The resulting graphs plot log shear rate (s-1) on the x-axis, log viscosity, Poise (P) on the left y-axis, and stress (dynes/cm2) on the right y-axis. Viscosity values are read at a shear rate of 100 (s-1). The values for viscosity are converted from P to centipoise (cP) by multiplying by 100.
The disclosures of all patents, patent applications (and any patents which issue thereon, as well as any corresponding published foreign patent applications), and publications mentioned throughout this description are hereby incorporated by reference herein. It is expressly not admitted, however, that any of the documents incorporated by reference herein teach or disclose the present invention.
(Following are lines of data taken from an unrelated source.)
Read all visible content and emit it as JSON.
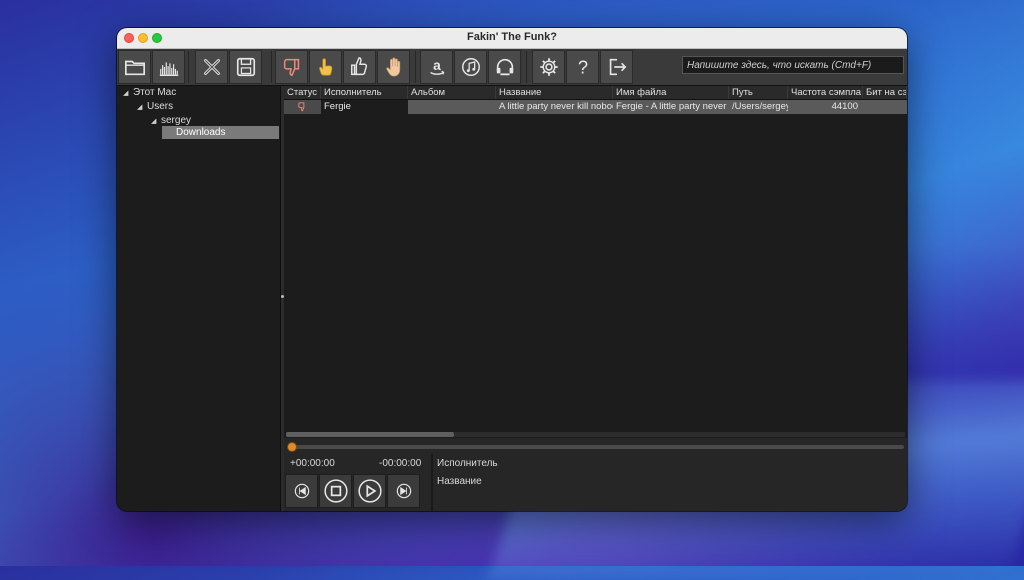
{
  "window": {
    "title": "Fakin' The Funk?"
  },
  "toolbar": {
    "buttons": [
      {
        "name": "open-folder-icon"
      },
      {
        "name": "analyze-icon"
      },
      {
        "name": "clear-icon"
      },
      {
        "name": "save-icon"
      },
      {
        "name": "thumb-down-icon"
      },
      {
        "name": "thumb-point-icon"
      },
      {
        "name": "thumb-up-icon"
      },
      {
        "name": "hand-stop-icon"
      },
      {
        "name": "amazon-icon"
      },
      {
        "name": "itunes-icon"
      },
      {
        "name": "headphones-icon"
      },
      {
        "name": "settings-icon"
      },
      {
        "name": "help-icon"
      },
      {
        "name": "exit-icon"
      }
    ],
    "search_placeholder": "Напишите здесь, что искать (Cmd+F)"
  },
  "tree": {
    "items": [
      {
        "label": "Этот Mac"
      },
      {
        "label": "Users"
      },
      {
        "label": "sergey"
      },
      {
        "label": "Downloads"
      }
    ]
  },
  "table": {
    "columns": [
      "Статус",
      "Исполнитель",
      "Альбом",
      "Название",
      "Имя файла",
      "Путь",
      "Частота сэмпла",
      "Бит на сэмпл"
    ],
    "rows": [
      {
        "status_icon": "thumb-down-icon",
        "artist": "Fergie",
        "album": "",
        "title": "A little party never kill nobody",
        "filename": "Fergie - A little party never kill nobody",
        "path": "/Users/sergey/Downloads",
        "sample_rate": "44100",
        "bits": ""
      }
    ]
  },
  "player": {
    "elapsed": "+00:00:00",
    "remaining": "-00:00:00",
    "artist_label": "Исполнитель",
    "title_label": "Название",
    "progress": 0
  },
  "colors": {
    "accent_orange": "#e08a2a",
    "toolbar_bg": "#3a3a3a",
    "selection": "#7a7a7a"
  }
}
While particular embodiments of the present invention have been illustrated and described, it would be obvious to those skilled in the art that various other changes and modifications can be made without departing from the spirit and scope of the invention. It is therefore intended to cover in the appended claims all such changes and modifications that are within the scope of this invention.
* * * * *
Field of SearchIncluding a wood containing layer
Including strand or fiber material which is stated to have specific attributes (e.g., heat or fire resistance, chemical or solvent resistance, high absorption for aqueous compositions, water solubility, heat shrinkability, etc.)
Including particulate material other than strand or fiber material
Coating or impregnation is a lubricant or a surface friction reducing agent other than specified as improving the "hand" of the fabric or increasing the softness thereof
Coating or impregnation functions to soften the feel of or improve the "hand" of the fabric
Coated or impregnated natural fiber fabric (e.g., cotton, wool, silk, linen, etc.)
Coated or impregnated regenerated cellulose fiber fabric
Coating or impregnation is water absorbency-increasing or hydrophilicity-increasing or hydrophilicity-imparting
Polyether group containing
Plural paper components
Including variation in thickness
Composite web or sheet
Including cellulosic or natural rubber component
With additional deformation
With printing and/or variegated coloring
Heterocyclic N or S or epoxy component
Application to formed web